Everywhere we look these days we hear news about the nation’s challenge with overweight and obese children. First Lady Michelle Obama, with her Let’s Move! Campaign, has made raising healthier children and reducing childhood obesity her personal mission. Every one of us must take steps to create an environment for balancing foods coming in with the calories we spend at work and play. However, attention to healthy bodies must be expressed in careful messages to our youth and in conversations with adults, too, lest we send children in the wrong direction and confuse their thinking and judgment about what is positive body shape and size.
During the month of February, we recognize National Eating Disorders Awareness Week. Eating disorders encompass anorexia nervosa, bulimia, and binge eating disorders. Some include being overweight or obese in defining eating disorders, but being overweight does not automatically mean you have an eating disorder. According to the National Eating Disorders Organization, as many as 10 million females and one million males are struggling with anorexia (self-starvation and excessive weight loss) or bulimia (binge eating followed by self-induced vomiting or excessive laxative use). Millions more have a binge eating disorder.
Preoccupation with weight, body shape and dieting are risk factors for the development of eating disorders among adolescents and young adults.

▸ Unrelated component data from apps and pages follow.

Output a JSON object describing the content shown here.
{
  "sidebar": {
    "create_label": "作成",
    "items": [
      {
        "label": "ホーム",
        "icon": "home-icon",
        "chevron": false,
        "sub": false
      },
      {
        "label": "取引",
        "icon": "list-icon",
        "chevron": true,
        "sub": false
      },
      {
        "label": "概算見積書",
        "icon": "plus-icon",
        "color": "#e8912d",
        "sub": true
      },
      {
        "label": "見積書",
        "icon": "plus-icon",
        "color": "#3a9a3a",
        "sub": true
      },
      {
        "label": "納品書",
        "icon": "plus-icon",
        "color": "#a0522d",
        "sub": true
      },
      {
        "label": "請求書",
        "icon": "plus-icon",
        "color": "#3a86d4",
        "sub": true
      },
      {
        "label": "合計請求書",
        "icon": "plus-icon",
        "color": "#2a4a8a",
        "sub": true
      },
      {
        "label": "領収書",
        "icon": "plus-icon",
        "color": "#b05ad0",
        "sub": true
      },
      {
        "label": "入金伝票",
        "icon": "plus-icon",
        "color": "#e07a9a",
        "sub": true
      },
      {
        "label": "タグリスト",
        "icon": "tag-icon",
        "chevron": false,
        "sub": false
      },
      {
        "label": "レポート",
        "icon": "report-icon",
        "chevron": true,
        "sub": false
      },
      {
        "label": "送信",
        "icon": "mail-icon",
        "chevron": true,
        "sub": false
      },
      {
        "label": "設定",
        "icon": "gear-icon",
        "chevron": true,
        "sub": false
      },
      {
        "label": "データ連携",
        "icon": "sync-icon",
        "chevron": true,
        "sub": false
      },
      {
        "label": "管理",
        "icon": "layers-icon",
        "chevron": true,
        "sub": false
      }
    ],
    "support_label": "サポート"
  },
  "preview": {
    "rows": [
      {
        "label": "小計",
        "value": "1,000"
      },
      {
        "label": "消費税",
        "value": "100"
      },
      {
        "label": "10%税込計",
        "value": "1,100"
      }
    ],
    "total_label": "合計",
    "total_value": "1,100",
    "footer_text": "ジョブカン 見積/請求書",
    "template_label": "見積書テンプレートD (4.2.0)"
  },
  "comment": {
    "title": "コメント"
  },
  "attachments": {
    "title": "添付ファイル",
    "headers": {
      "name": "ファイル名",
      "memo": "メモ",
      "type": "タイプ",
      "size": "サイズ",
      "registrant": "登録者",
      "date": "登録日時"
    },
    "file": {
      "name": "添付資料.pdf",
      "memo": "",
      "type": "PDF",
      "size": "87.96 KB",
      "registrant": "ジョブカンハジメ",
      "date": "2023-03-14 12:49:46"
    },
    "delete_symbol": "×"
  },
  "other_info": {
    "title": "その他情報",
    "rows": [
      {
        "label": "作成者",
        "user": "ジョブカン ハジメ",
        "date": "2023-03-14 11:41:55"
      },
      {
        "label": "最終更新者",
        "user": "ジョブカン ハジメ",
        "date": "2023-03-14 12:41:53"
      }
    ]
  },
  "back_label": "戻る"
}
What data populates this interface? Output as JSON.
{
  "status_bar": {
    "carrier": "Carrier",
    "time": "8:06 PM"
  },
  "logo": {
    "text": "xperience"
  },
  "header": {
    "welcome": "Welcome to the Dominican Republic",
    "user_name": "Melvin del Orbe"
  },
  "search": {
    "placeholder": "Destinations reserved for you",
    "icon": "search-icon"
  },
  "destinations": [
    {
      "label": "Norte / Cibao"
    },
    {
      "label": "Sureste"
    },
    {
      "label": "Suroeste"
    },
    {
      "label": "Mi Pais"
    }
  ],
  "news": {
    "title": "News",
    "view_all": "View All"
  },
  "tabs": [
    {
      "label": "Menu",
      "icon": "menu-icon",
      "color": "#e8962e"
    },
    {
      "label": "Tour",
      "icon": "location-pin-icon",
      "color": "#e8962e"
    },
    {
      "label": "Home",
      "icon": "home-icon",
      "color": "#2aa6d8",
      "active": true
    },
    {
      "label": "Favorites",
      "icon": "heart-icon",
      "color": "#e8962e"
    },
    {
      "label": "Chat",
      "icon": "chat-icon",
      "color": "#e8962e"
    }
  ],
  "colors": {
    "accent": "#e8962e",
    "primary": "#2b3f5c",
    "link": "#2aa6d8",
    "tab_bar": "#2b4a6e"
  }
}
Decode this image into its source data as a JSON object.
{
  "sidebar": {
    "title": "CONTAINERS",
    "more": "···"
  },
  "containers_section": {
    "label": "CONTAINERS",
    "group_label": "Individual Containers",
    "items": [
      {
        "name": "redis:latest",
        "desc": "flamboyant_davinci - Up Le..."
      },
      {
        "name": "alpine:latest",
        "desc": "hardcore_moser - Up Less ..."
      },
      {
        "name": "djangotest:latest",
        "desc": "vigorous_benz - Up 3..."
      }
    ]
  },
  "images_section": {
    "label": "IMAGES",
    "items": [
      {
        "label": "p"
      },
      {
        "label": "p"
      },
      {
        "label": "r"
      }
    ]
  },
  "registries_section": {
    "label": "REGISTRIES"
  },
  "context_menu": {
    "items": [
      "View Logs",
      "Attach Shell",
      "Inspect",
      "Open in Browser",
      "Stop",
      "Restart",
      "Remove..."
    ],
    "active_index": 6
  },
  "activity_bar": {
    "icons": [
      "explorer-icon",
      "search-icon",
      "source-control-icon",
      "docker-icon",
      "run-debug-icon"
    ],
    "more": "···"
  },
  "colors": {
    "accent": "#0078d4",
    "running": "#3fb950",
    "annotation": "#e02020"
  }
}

Psychological problems such as depression, anxiety or substance abuse are more common in girls and boys with eating disorders. Young people who have experienced sexual abuse also have an increased risk of disordered eating.

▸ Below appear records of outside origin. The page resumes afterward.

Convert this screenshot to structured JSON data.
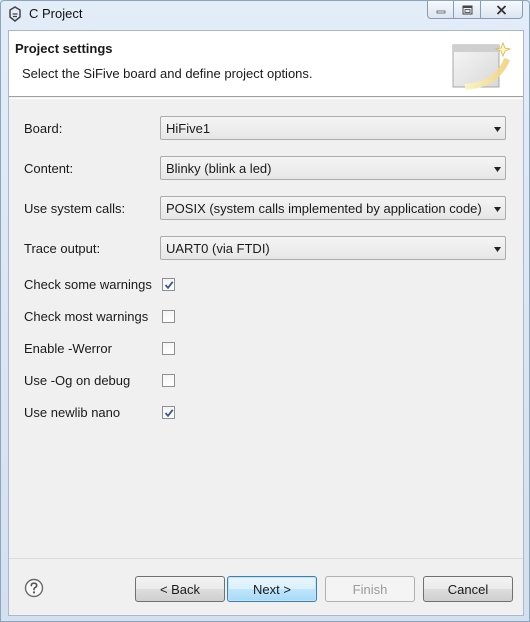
{
  "window": {
    "title": "C Project",
    "controls": [
      "minimize-icon",
      "maximize-icon",
      "close-icon"
    ]
  },
  "header": {
    "title": "Project settings",
    "description": "Select the SiFive board and define project options."
  },
  "fields": {
    "board": {
      "label": "Board:",
      "value": "HiFive1"
    },
    "content": {
      "label": "Content:",
      "value": "Blinky (blink a led)"
    },
    "syscalls": {
      "label": "Use system calls:",
      "value": "POSIX (system calls implemented by application code)"
    },
    "trace": {
      "label": "Trace output:",
      "value": "UART0 (via FTDI)"
    }
  },
  "options": {
    "some_warnings": {
      "label": "Check some warnings",
      "checked": true
    },
    "most_warnings": {
      "label": "Check most warnings",
      "checked": false
    },
    "werror": {
      "label": "Enable -Werror",
      "checked": false
    },
    "og_debug": {
      "label": "Use -Og on debug",
      "checked": false
    },
    "newlib_nano": {
      "label": "Use newlib nano",
      "checked": true
    }
  },
  "buttons": {
    "back": "< Back",
    "next": "Next >",
    "finish": "Finish",
    "cancel": "Cancel"
  },
  "colors": {
    "accent_default_button": "#3c7fb1",
    "check_mark": "#3a5a8c"
  }
}
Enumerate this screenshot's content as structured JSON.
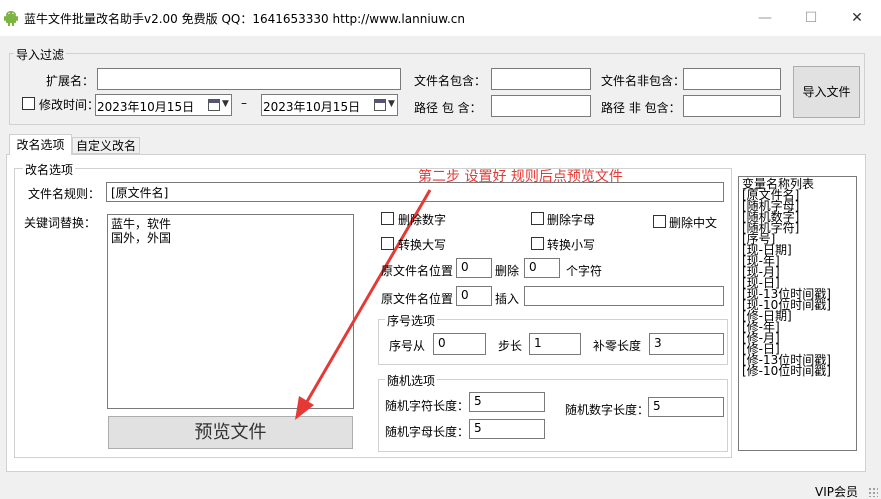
{
  "window": {
    "title": "蓝牛文件批量改名助手v2.00 免费版 QQ：1641653330  http://www.lanniuw.cn",
    "minimize": "—",
    "maximize": "☐",
    "close": "✕"
  },
  "import_filter": {
    "legend": "导入过滤",
    "ext_label": "扩展名：",
    "ext_value": "",
    "name_contains_label": "文件名包含：",
    "name_contains_value": "",
    "name_not_contains_label": "文件名非包含：",
    "name_not_contains_value": "",
    "modtime_label": "修改时间：",
    "modtime_checked": false,
    "date_from": "2023年10月15日",
    "date_sep": "–",
    "date_to": "2023年10月15日",
    "path_contains_label": "路径 包 含：",
    "path_contains_value": "",
    "path_not_contains_label": "路径 非 包含：",
    "path_not_contains_value": "",
    "import_button": "导入文件"
  },
  "tabs": [
    {
      "label": "改名选项",
      "active": true
    },
    {
      "label": "自定义改名",
      "active": false
    }
  ],
  "rename": {
    "legend": "改名选项",
    "rule_label": "文件名规则：",
    "rule_value": "[原文件名]",
    "keyword_label": "关键词替换：",
    "keyword_value": "蓝牛，软件\n国外，外国",
    "annotation": "第二步 设置好 规则后点预览文件",
    "preview_button": "预览文件",
    "delete_digits": "删除数字",
    "delete_letters": "删除字母",
    "delete_chinese": "删除中文",
    "to_upper": "转换大写",
    "to_lower": "转换小写",
    "pos1_label": "原文件名位置",
    "pos1_value": "0",
    "delete_label": "删除",
    "delete_count": "0",
    "chars_label": "个字符",
    "pos2_label": "原文件名位置",
    "pos2_value": "0",
    "insert_label": "插入",
    "insert_value": "",
    "seq": {
      "legend": "序号选项",
      "from_label": "序号从",
      "from_value": "0",
      "step_label": "步长",
      "step_value": "1",
      "pad_label": "补零长度",
      "pad_value": "3"
    },
    "random": {
      "legend": "随机选项",
      "char_len_label": "随机字符长度：",
      "char_len_value": "5",
      "num_len_label": "随机数字长度：",
      "num_len_value": "5",
      "letter_len_label": "随机字母长度：",
      "letter_len_value": "5"
    },
    "var_list_title": "变量名称列表",
    "var_list": [
      "[原文件名]",
      "[随机字母]",
      "[随机数字]",
      "[随机字符]",
      "[序号]",
      "[现-日期]",
      "[现-年]",
      "[现-月]",
      "[现-日]",
      "[现-13位时间戳]",
      "[现-10位时间戳]",
      "[修-日期]",
      "[修-年]",
      "[修-月]",
      "[修-日]",
      "[修-13位时间戳]",
      "[修-10位时间戳]"
    ]
  },
  "status": {
    "vip": "VIP会员"
  }
}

Individuals with eating disorders suffer with physical and emotional consequences. When the body is deprived of nourishment, systems fail. Common problems range from loss of menstrual period to constipation to bone loss, and in extreme cases, heart failure. Dental erosion, swollen salivary glands, and a bleeding esophagus can occur with self-induced vomiting. Abuse of laxatives can cause long-lasting bowel problems. People with eating disorders have more difficulties with relationships, financial security and job performance. The personal costs are great.

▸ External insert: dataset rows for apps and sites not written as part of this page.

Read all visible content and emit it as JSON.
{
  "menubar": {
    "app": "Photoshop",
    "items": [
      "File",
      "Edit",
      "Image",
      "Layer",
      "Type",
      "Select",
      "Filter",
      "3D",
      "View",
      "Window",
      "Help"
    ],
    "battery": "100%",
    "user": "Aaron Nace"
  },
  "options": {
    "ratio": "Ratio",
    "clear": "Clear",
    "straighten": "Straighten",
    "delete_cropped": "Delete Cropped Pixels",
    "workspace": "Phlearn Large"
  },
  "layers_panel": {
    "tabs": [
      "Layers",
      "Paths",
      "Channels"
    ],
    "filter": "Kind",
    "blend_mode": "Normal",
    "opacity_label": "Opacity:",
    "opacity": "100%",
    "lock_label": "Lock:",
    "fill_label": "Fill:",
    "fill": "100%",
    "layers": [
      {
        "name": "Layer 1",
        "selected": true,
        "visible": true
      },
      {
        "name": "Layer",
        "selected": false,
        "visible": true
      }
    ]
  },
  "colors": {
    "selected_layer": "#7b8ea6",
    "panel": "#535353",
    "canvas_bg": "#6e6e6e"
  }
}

Treatment involves a multidisciplinary approach including medical attention, psychotherapy, psychopharmacology, and nutrition counseling. It can take place in the hospital or in an out-patient setting. There are many programs to help those who suffer from eating disorders. Speak to your child’s pediatrician if you suspect an eating disorder is affecting your son’s or daughter’s health. The Multi-service Eating Disorders Association (MEDA) can also help you find providers in your area.
Most adults, whether parents, teachers, coaches or health care providers, can take steps in our everyday lives to help prevent eating disorders in our children. The National Association of Eating Disorders publishes 50 ways to lose the 3D’s: dieting, drive for thinness, and body dissatisfaction. Here are some of my favorites, but there are lots of good ideas to choose from.
- Help children accept and enjoy their bodies and enjoy physical activity.
- Don’t use food as a reward or punishment. It sets up food as a potential weapon for control.
- Encourage eating in response to body hunger.
- Encourage balanced eating of a variety of food in moderation.
- Convey to children that their weight and appearance are not the most critical aspects of their identity and self-worth.
- Don’t constantly criticize your own shape. (“I’m so fat, —I’ve got to lose weight.”) Such self-criticism implies that appearance is more important than character.
- Don’t equate food with positive or negative behavior. The dieting parent who said she was “good “ today because she didn’t “eat much” implies that eating is bad, and that avoiding food is good. Similarly, “don’t eat that, it will make you fat” implies that being fat makes one unlikeable.
- Notice often and in a complimentary way how varied people are – how they come in all colors, shapes and sizes.
- Become a critical consumer of the media—pay attention to and openly challenge media messages. Talk with your children about the pressures they see, hear and feel to diet and “look good.”
- Build self esteem. The most important gift adults can give children is self-esteem. When adults show children that they value and love them unconditionally children can withstand the perils of childhood and adolescence with fewer scars and traumas. Self-esteem is a universal vaccine that can immunize a youngster from eating problems, body image distortion, exercise abuse, and many other problems.
Isn’t it interesting that many of these suggestions that might help prevent an eating disorder in a young person may also prevent a child from becoming overweight?
Janine Clifford-Murphy is a registered dietitian with Harvard Vanguard Medical Associates and holds a license in nutrition from the Commonwealth of Massachusetts. For more than 25 years she has been providing medical nutrition therapy to a wide variety of individuals and groups. She has worked with men and women with eating disorders including anorexia nervosa and bulimia. She also helps people with weight control, diabetes, heart disease, and digestive health issues. She holds a Master of Science degree in foods and nutrition from Framingham State College and a bachelor of science in biology from the College of the Holy Cross. Her mission is to help people understand the connections between food and health and to share the joy of shopping, preparing, and consuming great-tasting, healthy food.